09/12/2003 12:00AM

Loss of two top stallions leaves a void


Maryland's breeding industry was shaken to the core when word came from the Pons family's Country Life Farm that perennial leading sire Allen's Prospect had been euthanized on Sept. 3, at age 21, following complications after surgery to remove a tumor under his jaw.

Then, just two days later, Country Life's rising star Malibu Moon, one of the nation's top 10 freshman sires, was on a van headed for Kentucky, where he will stand in 2004. The loss of two of the state's most prominent stallions - who could cover a total of nearly 250 mares in a single season, more than 10 percent of the state total - stirred up feelings much like those experienced in 1988, when it was announced that Windfields Farm, Maryland's preeminent stallion station, was closing its doors. Can the industry recover from the losses?

As history has proven, most definitely. One who readily agrees is Mike Pons, business manager of Country Life Farm.

"We can't rebuild Rome overnight, but we've got everything in place to fill the void," Pons said.
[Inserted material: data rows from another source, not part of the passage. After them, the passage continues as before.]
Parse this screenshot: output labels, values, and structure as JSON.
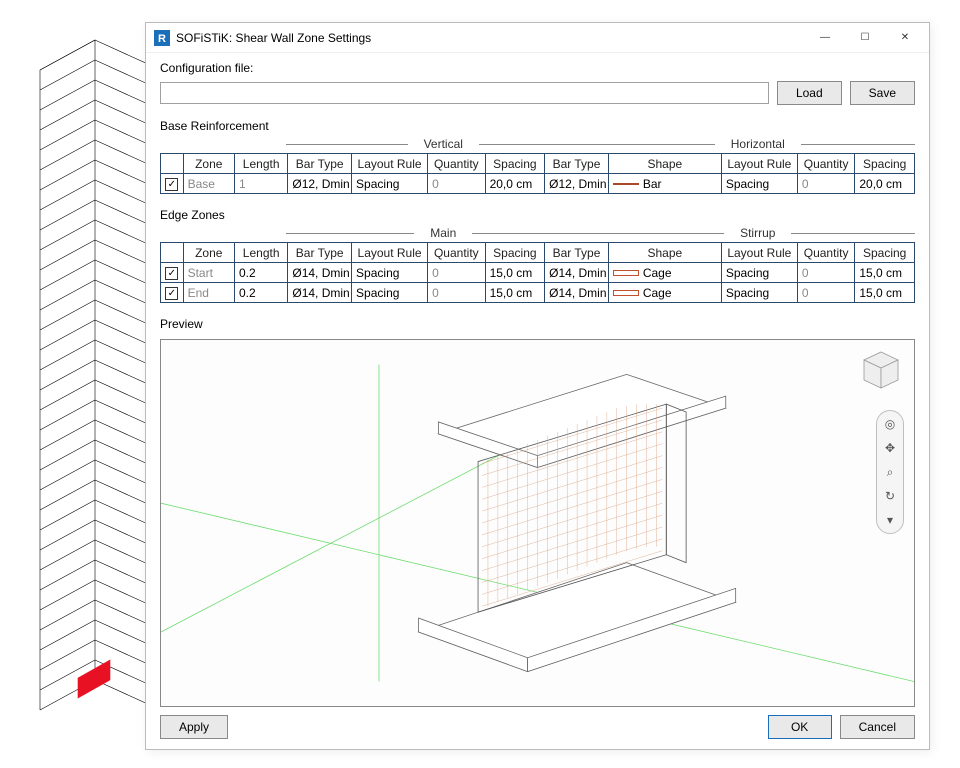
{
  "window": {
    "title": "SOFiSTiK: Shear Wall Zone Settings",
    "app_icon_letter": "R"
  },
  "config": {
    "label": "Configuration file:",
    "value": "",
    "load": "Load",
    "save": "Save"
  },
  "base": {
    "title": "Base Reinforcement",
    "groups": {
      "left": "Vertical",
      "right": "Horizontal"
    },
    "headers": [
      "Zone",
      "Length",
      "Bar Type",
      "Layout Rule",
      "Quantity",
      "Spacing",
      "Bar Type",
      "Shape",
      "Layout Rule",
      "Quantity",
      "Spacing"
    ],
    "rows": [
      {
        "checked": true,
        "zone": "Base",
        "length": "1",
        "bt": "Ø12, Dmin",
        "lr": "Spacing",
        "qty": "0",
        "sp": "20,0 cm",
        "bt2": "Ø12, Dmin",
        "shape": "Bar",
        "lr2": "Spacing",
        "qty2": "0",
        "sp2": "20,0 cm"
      }
    ]
  },
  "edge": {
    "title": "Edge Zones",
    "groups": {
      "left": "Main",
      "right": "Stirrup"
    },
    "headers": [
      "Zone",
      "Length",
      "Bar Type",
      "Layout Rule",
      "Quantity",
      "Spacing",
      "Bar Type",
      "Shape",
      "Layout Rule",
      "Quantity",
      "Spacing"
    ],
    "rows": [
      {
        "checked": true,
        "zone": "Start",
        "length": "0.2",
        "bt": "Ø14, Dmin",
        "lr": "Spacing",
        "qty": "0",
        "sp": "15,0 cm",
        "bt2": "Ø14, Dmin",
        "shape": "Cage",
        "lr2": "Spacing",
        "qty2": "0",
        "sp2": "15,0 cm"
      },
      {
        "checked": true,
        "zone": "End",
        "length": "0.2",
        "bt": "Ø14, Dmin",
        "lr": "Spacing",
        "qty": "0",
        "sp": "15,0 cm",
        "bt2": "Ø14, Dmin",
        "shape": "Cage",
        "lr2": "Spacing",
        "qty2": "0",
        "sp2": "15,0 cm"
      }
    ]
  },
  "preview": {
    "label": "Preview"
  },
  "buttons": {
    "apply": "Apply",
    "ok": "OK",
    "cancel": "Cancel"
  }
}
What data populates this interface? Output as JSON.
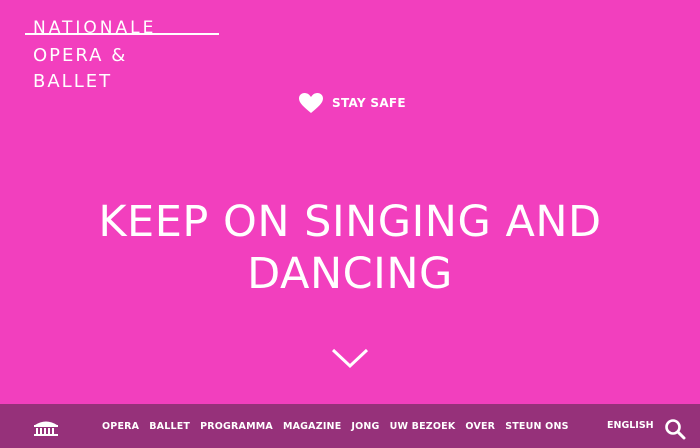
{
  "logo": {
    "line1": "NATIONALE",
    "line2": "OPERA &",
    "line3": "BALLET"
  },
  "stay_safe": {
    "label": "STAY SAFE",
    "icon": "heart-icon"
  },
  "hero": {
    "line1": "KEEP ON SINGING AND",
    "line2": "DANCING"
  },
  "scroll": {
    "icon": "chevron-down-icon"
  },
  "nav": {
    "home_icon": "theater-building-icon",
    "items": [
      "OPERA",
      "BALLET",
      "PROGRAMMA",
      "MAGAZINE",
      "JONG",
      "UW BEZOEK",
      "OVER",
      "STEUN ONS"
    ],
    "language": "ENGLISH",
    "search_icon": "search-icon"
  },
  "colors": {
    "background": "#f23fbe",
    "navbar": "#96317a",
    "text": "#ffffff"
  }
}
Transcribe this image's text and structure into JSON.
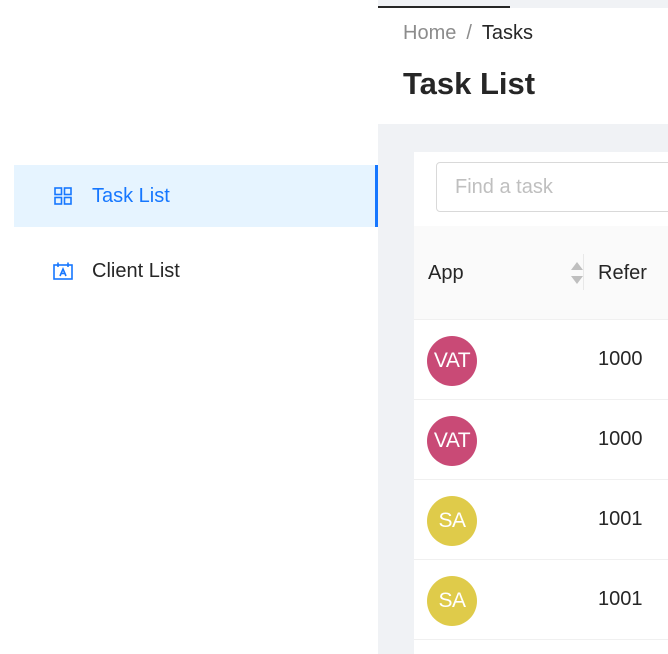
{
  "sidebar": {
    "items": [
      {
        "label": "Task List",
        "icon": "grid-icon",
        "active": true
      },
      {
        "label": "Client List",
        "icon": "calendar-icon",
        "active": false
      }
    ]
  },
  "breadcrumb": {
    "home": "Home",
    "separator": "/",
    "current": "Tasks"
  },
  "page": {
    "title": "Task List"
  },
  "search": {
    "placeholder": "Find a task"
  },
  "table": {
    "columns": [
      {
        "label": "App",
        "sortable": true
      },
      {
        "label": "Refer"
      }
    ],
    "rows": [
      {
        "app": "VAT",
        "ref": "1000"
      },
      {
        "app": "VAT",
        "ref": "1000"
      },
      {
        "app": "SA",
        "ref": "1001"
      },
      {
        "app": "SA",
        "ref": "1001"
      }
    ]
  },
  "colors": {
    "accent": "#1677ff",
    "vat": "#c94a76",
    "sa": "#dfcb4a"
  }
}
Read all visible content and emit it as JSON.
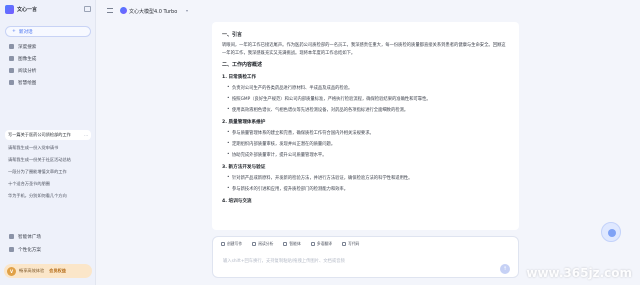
{
  "app": {
    "brand": "文心一言"
  },
  "sidebar": {
    "new_chat": "新对话",
    "nav": [
      {
        "label": "深度搜索",
        "icon": "search-icon"
      },
      {
        "label": "图像生成",
        "icon": "image-icon"
      },
      {
        "label": "阅读分析",
        "icon": "read-icon"
      },
      {
        "label": "智慧绘图",
        "icon": "draw-icon"
      }
    ],
    "history": [
      "写一篇关于医药公司质检部的工作",
      "请帮我生成一份入党申请书",
      "请帮我生成一份关于社区活动总结",
      "一段分为了圈能增值文章的工作",
      "十个适合万圣节的朋圈",
      "华为手机，分别如何看几个方向"
    ],
    "bottom": [
      {
        "label": "智能体广场",
        "icon": "agent-square-icon"
      },
      {
        "label": "个性化方案",
        "icon": "profile-icon"
      }
    ],
    "vip": {
      "badge": "V",
      "text": "畅享高效体验",
      "button": "会员权益"
    }
  },
  "topbar": {
    "model": "文心大模型4.0 Turbo"
  },
  "document": {
    "section1_title": "一、引言",
    "section1_text": "转眼间，一年的工作已接近尾声。作为医药公司质检部的一名员工，我深感责任重大，每一份质检的质量都直接关系到患者的健康与生命安全。回顾这一年的工作，我深感既充实又充满挑战。现将本年度的工作总结如下。",
    "section2_title": "二、工作内容概述",
    "subsections": [
      {
        "title": "1. 日常质检工作",
        "bullets": [
          "负责对公司生产的各类药品进行原材料、半成品及成品的检验。",
          "按照GMP（良好生产规范）和公司内部质量标准，严格执行检验流程，确保检验结果的准确性和可靠性。",
          "使用高效液相色谱仪、气相色谱仪等先进检测设备，对药品的各项指标进行全面细致的检测。"
        ]
      },
      {
        "title": "2. 质量管理体系维护",
        "bullets": [
          "参与质量管理体系的建立和完善，确保质检工作符合国内外相关法规要求。",
          "定期组织内部质量审核，发现并纠正潜在的质量问题。",
          "协助完成外部质量审计，提升公司质量管理水平。"
        ]
      },
      {
        "title": "3. 新方法开发与验证",
        "bullets": [
          "针对新产品或新原料，开发新的检验方法，并进行方法验证，确保检验方法的科学性和适用性。",
          "参与新技术的引进和应用，提升质检部门的检测能力和效率。"
        ]
      },
      {
        "title": "4. 培训与交流",
        "bullets": []
      }
    ]
  },
  "input": {
    "tools": [
      {
        "label": "创建写作",
        "icon": "write-icon"
      },
      {
        "label": "阅读分析",
        "icon": "read-icon"
      },
      {
        "label": "智能体",
        "icon": "agent-icon"
      },
      {
        "label": "多语翻译",
        "icon": "translate-icon"
      },
      {
        "label": "写代码",
        "icon": "code-icon"
      }
    ],
    "placeholder": "输入shift+回车换行，支持复制粘贴/拖拽上传图片、文档或音频"
  },
  "watermark": "www.365jz.com"
}
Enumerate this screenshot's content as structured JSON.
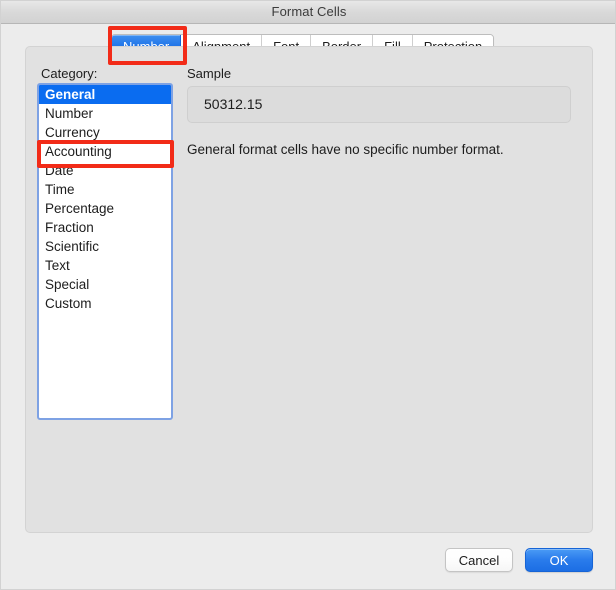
{
  "window": {
    "title": "Format Cells"
  },
  "tabs": [
    {
      "label": "Number",
      "selected": true
    },
    {
      "label": "Alignment",
      "selected": false
    },
    {
      "label": "Font",
      "selected": false
    },
    {
      "label": "Border",
      "selected": false
    },
    {
      "label": "Fill",
      "selected": false
    },
    {
      "label": "Protection",
      "selected": false
    }
  ],
  "category": {
    "label": "Category:",
    "items": [
      {
        "label": "General",
        "selected": true
      },
      {
        "label": "Number",
        "selected": false
      },
      {
        "label": "Currency",
        "selected": false
      },
      {
        "label": "Accounting",
        "selected": false
      },
      {
        "label": "Date",
        "selected": false
      },
      {
        "label": "Time",
        "selected": false
      },
      {
        "label": "Percentage",
        "selected": false
      },
      {
        "label": "Fraction",
        "selected": false
      },
      {
        "label": "Scientific",
        "selected": false
      },
      {
        "label": "Text",
        "selected": false
      },
      {
        "label": "Special",
        "selected": false
      },
      {
        "label": "Custom",
        "selected": false
      }
    ]
  },
  "sample": {
    "label": "Sample",
    "value": "50312.15"
  },
  "description": "General format cells have no specific number format.",
  "footer": {
    "cancel_label": "Cancel",
    "ok_label": "OK"
  },
  "annotations": [
    {
      "name": "number-tab-highlight",
      "color": "#f22b18"
    },
    {
      "name": "accounting-highlight",
      "color": "#f22b18"
    }
  ],
  "colors": {
    "accent_blue": "#0a6cf0",
    "annotation_red": "#f22b18",
    "window_background": "#ececec",
    "panel_background": "#e1e1e1"
  }
}
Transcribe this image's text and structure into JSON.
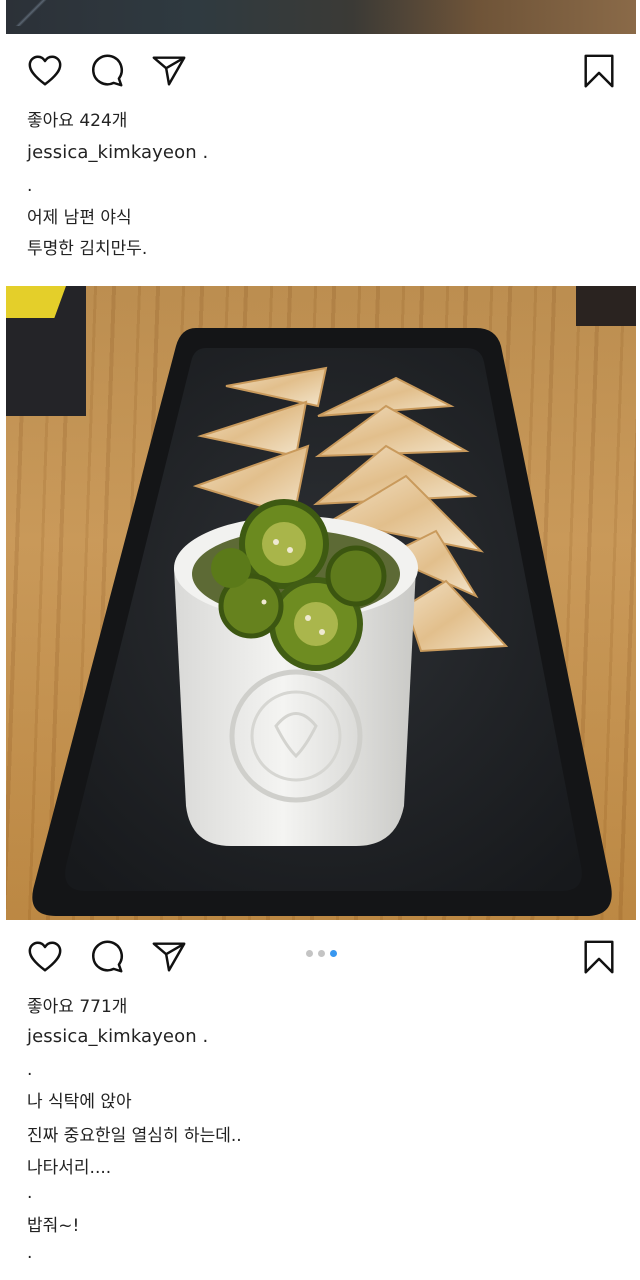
{
  "post1": {
    "likes": "좋아요 424개",
    "username": "jessica_kimkayeon .",
    "caption": [
      ".",
      "어제 남편 야식",
      "투명한 김치만두."
    ]
  },
  "post2": {
    "likes": "좋아요 771개",
    "username": "jessica_kimkayeon .",
    "caption": [
      ".",
      "나 식탁에 앉아",
      "진짜 중요한일 열심히 하는데..",
      "나타서리....",
      ".",
      "밥줘~!",
      "."
    ],
    "carousel": {
      "count": 3,
      "active": 3
    }
  },
  "icons": [
    "heart-icon",
    "comment-icon",
    "send-icon",
    "bookmark-icon"
  ],
  "colors": {
    "text": "#222222",
    "dot_active": "#3897f0",
    "dot_inactive": "#c4c4c4"
  }
}
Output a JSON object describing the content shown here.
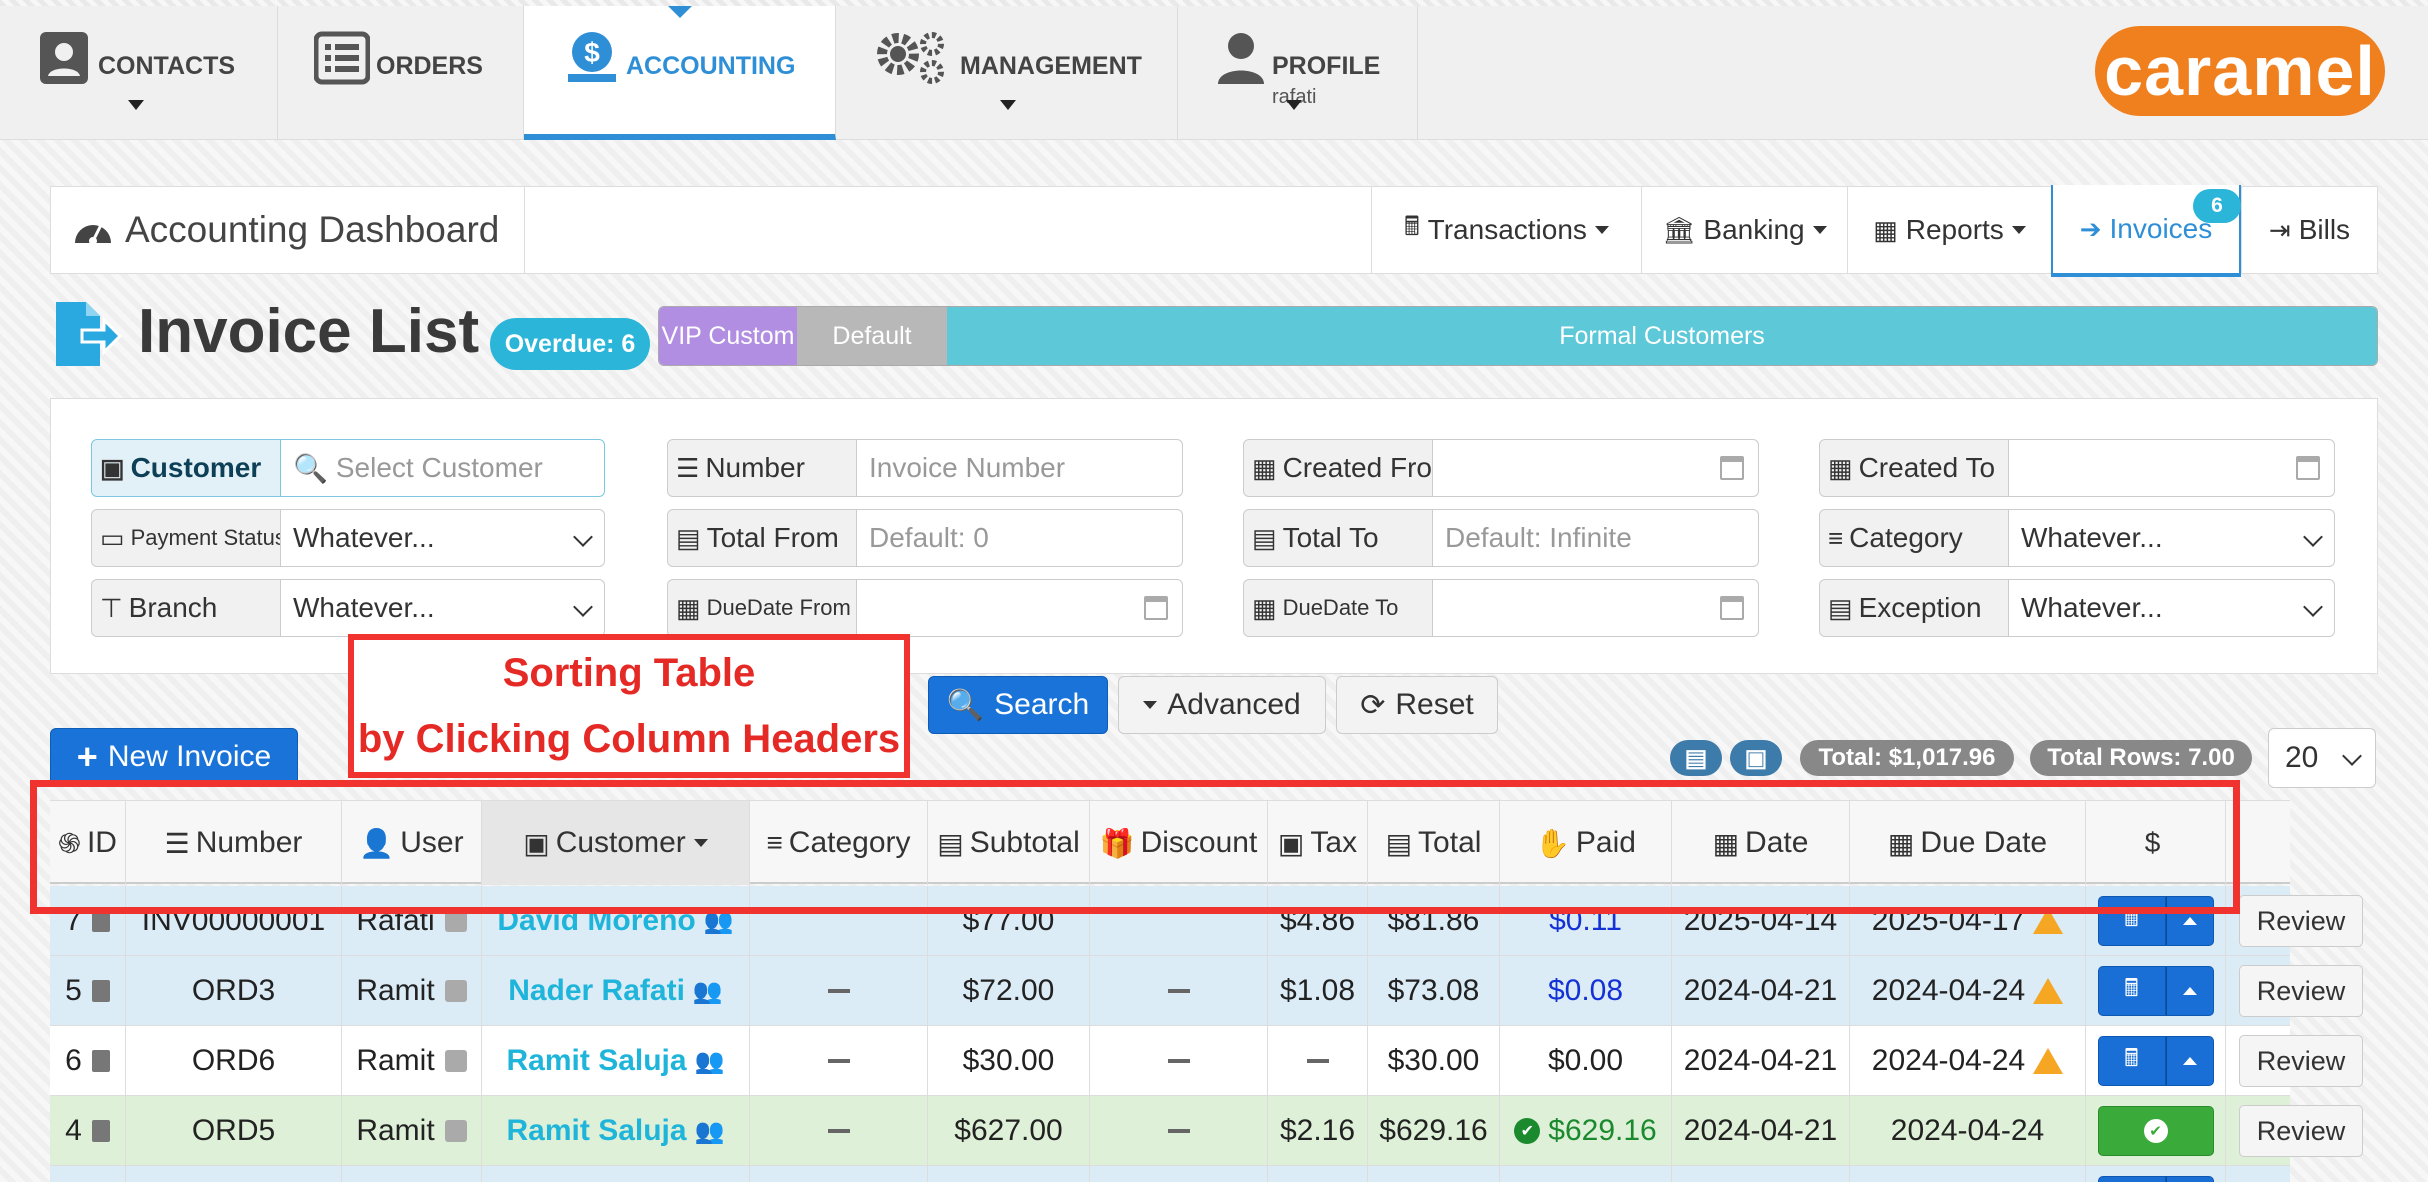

Country Life Farm currently is home to four stallions - the elder resident, 22-year-old Carnivalay, Grade 1 sire Citidancer, and younger stallions Storm Broker and Unbridled Jet. There are two farms carrying the Country Life banner - the original acreage in Bel Air, which was founded in 1933 by Adolphe Pons, and the broodmare division of Country Life Nursery at Merryland Farm in Baltimore County, where renovations are nearly complete for a training facility.

"This is just a snapshot in time," said Pons of the losses. "Within a month, we will most likely have two new horses in the barn." Through the success of Allen's Prospect and the connections the stallion helped make over 17 years at stud, the farm has extraordinary contacts, noted Pons. "We've been getting calls every day about new prospects."

Also amazing has been the outpouring of emotion from so many people over the death of Allen's Prospect, from calls, letters, and e-mails to flowers, said Pons. "It's humbling how much he touched people's lives and how much they loved him."

Many of the callers have stories to tell.

"We've had people stop us to say that Allen's babies helped get their training careers started, or put their kids through college. Allen's Prospect gained respect from trainers for getting solid horses. The impact this horse had on so many lives is incredible."

Allen's Prospect broke many barriers during his stud career. A prolific son of Mr. Prospector, Allen's Prospect covered more than 1,600 mares over 17 seasons, and was the state's top sire by mares bred more than a dozen times - his books would often exceed 100 mares a year, topped by 126 in 2001. In 2003, he covered 109 mares.

In addition to siring a large number of offspring, Allen's Prospect has had a high percentage of foals make it to the races (78 percent), and the majority of them are winners (81 percent). He led the nation six times by number of winners, including the last five years.

Allen's Prospect currently leads every category - money won, number of winners and number of wins - on Maryland's leading general and 2-year-old lifetime sires lists. Pons believes Allen's Prospect will have a great future through his daughters.

"He was a gift," said Pons. "He taught us so much and gave us the opportunity to learn how to handle a highly commercial top stallion. He was the alpha horse."